When you repeat the entries below, please keep them exact and leave out the pictures.

(Records from a data source)
▼

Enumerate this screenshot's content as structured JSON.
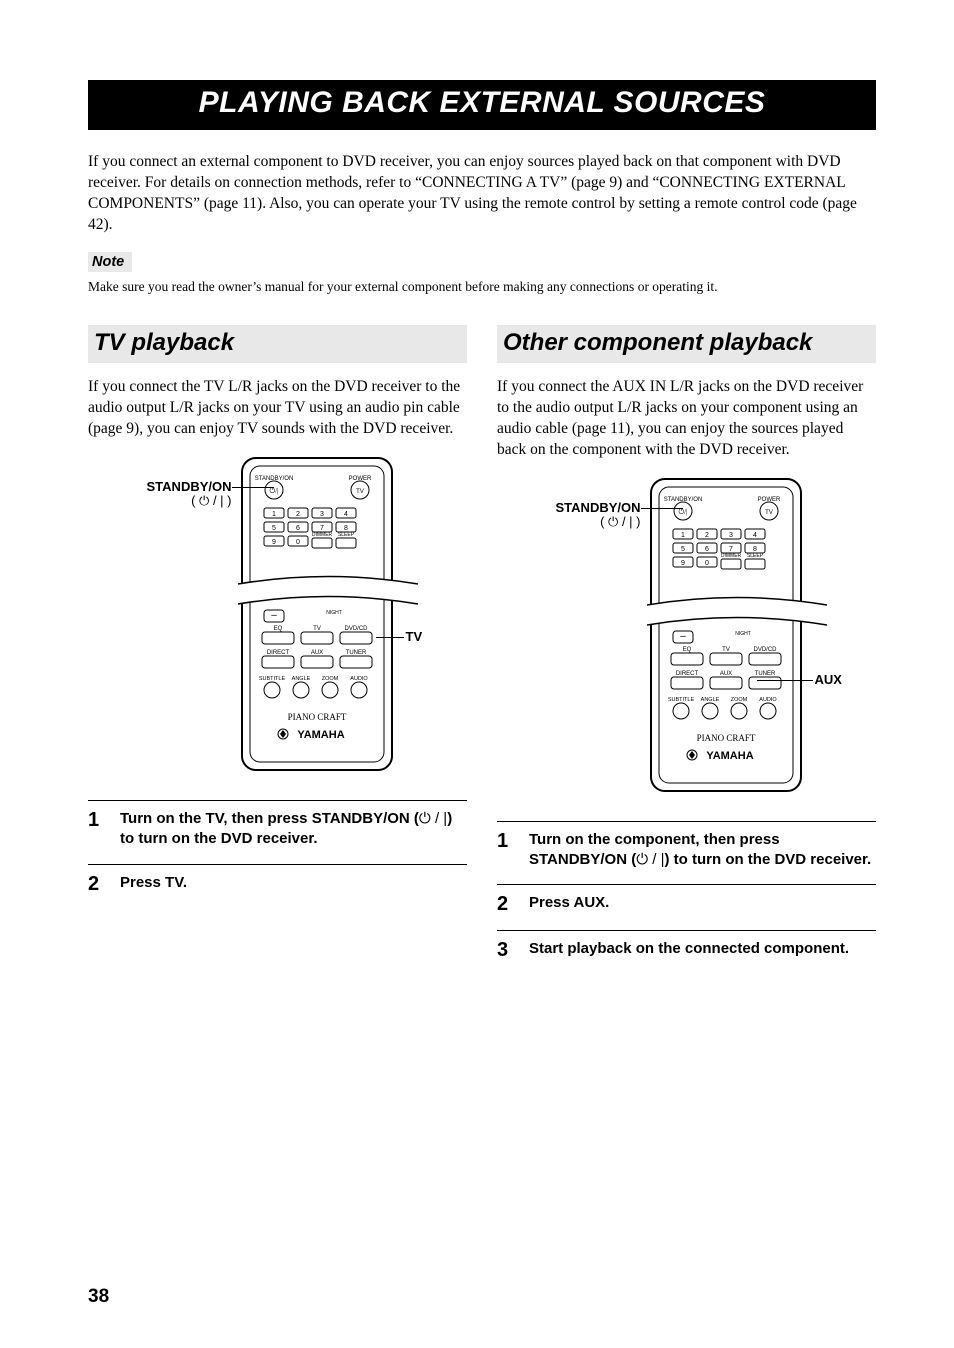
{
  "page_title": "PLAYING BACK EXTERNAL SOURCES",
  "intro": "If you connect an external component to DVD receiver, you can enjoy sources played back on that component with DVD receiver. For details on connection methods, refer to “CONNECTING A TV” (page 9) and “CONNECTING EXTERNAL COMPONENTS” (page 11). Also, you can operate your TV using the remote control by setting a remote control code (page 42).",
  "note_label": "Note",
  "note_text": "Make sure you read the owner’s manual for your external component before making any connections or operating it.",
  "left": {
    "heading": "TV playback",
    "intro": "If you connect the TV L/R jacks on the DVD receiver to the audio output L/R jacks on your TV using an audio pin cable (page 9), you can enjoy TV sounds with the DVD receiver.",
    "callout_standby": "STANDBY/ON",
    "callout_power_glyph": "( ⏻ / | )",
    "callout_side": "TV",
    "steps": [
      {
        "num": "1",
        "text_a": "Turn on the TV, then press STANDBY/ON (",
        "glyph": "⏻ / |",
        "text_b": ") to turn on the DVD receiver."
      },
      {
        "num": "2",
        "text_a": "Press TV.",
        "glyph": "",
        "text_b": ""
      }
    ]
  },
  "right": {
    "heading": "Other component playback",
    "intro": "If you connect the AUX IN L/R jacks on the DVD receiver to the audio output L/R jacks on your component using an audio cable (page 11), you can enjoy the sources played back on the component with the DVD receiver.",
    "callout_standby": "STANDBY/ON",
    "callout_power_glyph": "( ⏻ / | )",
    "callout_side": "AUX",
    "steps": [
      {
        "num": "1",
        "text_a": "Turn on the component, then press STANDBY/ON (",
        "glyph": "⏻ / |",
        "text_b": ") to turn on the DVD receiver."
      },
      {
        "num": "2",
        "text_a": "Press AUX.",
        "glyph": "",
        "text_b": ""
      },
      {
        "num": "3",
        "text_a": "Start playback on the connected component.",
        "glyph": "",
        "text_b": ""
      }
    ]
  },
  "remote": {
    "top_labels": {
      "standby": "STANDBY/ON",
      "power": "POWER",
      "tv": "TV"
    },
    "num_keys": [
      "1",
      "2",
      "3",
      "4",
      "5",
      "6",
      "7",
      "8",
      "9",
      "0"
    ],
    "dimmer": "DIMMER",
    "sleep": "SLEEP",
    "minus": "–",
    "night": "NIGHT",
    "row1": [
      "EQ",
      "TV",
      "DVD/CD"
    ],
    "row2": [
      "DIRECT",
      "AUX",
      "TUNER"
    ],
    "row3": [
      "SUBTITLE",
      "ANGLE",
      "ZOOM",
      "AUDIO"
    ],
    "brand_script": "PIANO CRAFT",
    "brand": "YAMAHA"
  },
  "page_number": "38"
}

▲

**Worked solution**
Enumerate this screenshot's content as structured JSON.
{
  "page_title": "PLAYING BACK EXTERNAL SOURCES",
  "intro": "If you connect an external component to DVD receiver, you can enjoy sources played back on that component with DVD receiver. For details on connection methods, refer to “CONNECTING A TV” (page 9) and “CONNECTING EXTERNAL COMPONENTS” (page 11). Also, you can operate your TV using the remote control by setting a remote control code (page 42).",
  "note_label": "Note",
  "note_text": "Make sure you read the owner’s manual for your external component before making any connections or operating it.",
  "left": {
    "heading": "TV playback",
    "intro": "If you connect the TV L/R jacks on the DVD receiver to the audio output L/R jacks on your TV using an audio pin cable (page 9), you can enjoy TV sounds with the DVD receiver.",
    "callout_standby": "STANDBY/ON",
    "callout_power_glyph": "( ⏻ / | )",
    "callout_side": "TV",
    "steps": [
      {
        "num": "1",
        "text_a": "Turn on the TV, then press STANDBY/ON (",
        "glyph": "⏻ / |",
        "text_b": ") to turn on the DVD receiver."
      },
      {
        "num": "2",
        "text_a": "Press TV.",
        "glyph": "",
        "text_b": ""
      }
    ]
  },
  "right": {
    "heading": "Other component playback",
    "intro": "If you connect the AUX IN L/R jacks on the DVD receiver to the audio output L/R jacks on your component using an audio cable (page 11), you can enjoy the sources played back on the component with the DVD receiver.",
    "callout_standby": "STANDBY/ON",
    "callout_power_glyph": "( ⏻ / | )",
    "callout_side": "AUX",
    "steps": [
      {
        "num": "1",
        "text_a": "Turn on the component, then press STANDBY/ON (",
        "glyph": "⏻ / |",
        "text_b": ") to turn on the DVD receiver."
      },
      {
        "num": "2",
        "text_a": "Press AUX.",
        "glyph": "",
        "text_b": ""
      },
      {
        "num": "3",
        "text_a": "Start playback on the connected component.",
        "glyph": "",
        "text_b": ""
      }
    ]
  },
  "remote": {
    "top_labels": {
      "standby": "STANDBY/ON",
      "power": "POWER",
      "tv": "TV"
    },
    "num_keys": [
      "1",
      "2",
      "3",
      "4",
      "5",
      "6",
      "7",
      "8",
      "9",
      "0"
    ],
    "dimmer": "DIMMER",
    "sleep": "SLEEP",
    "minus": "–",
    "night": "NIGHT",
    "row1": [
      "EQ",
      "TV",
      "DVD/CD"
    ],
    "row2": [
      "DIRECT",
      "AUX",
      "TUNER"
    ],
    "row3": [
      "SUBTITLE",
      "ANGLE",
      "ZOOM",
      "AUDIO"
    ],
    "brand_script": "PIANO CRAFT",
    "brand": "YAMAHA"
  },
  "page_number": "38"
}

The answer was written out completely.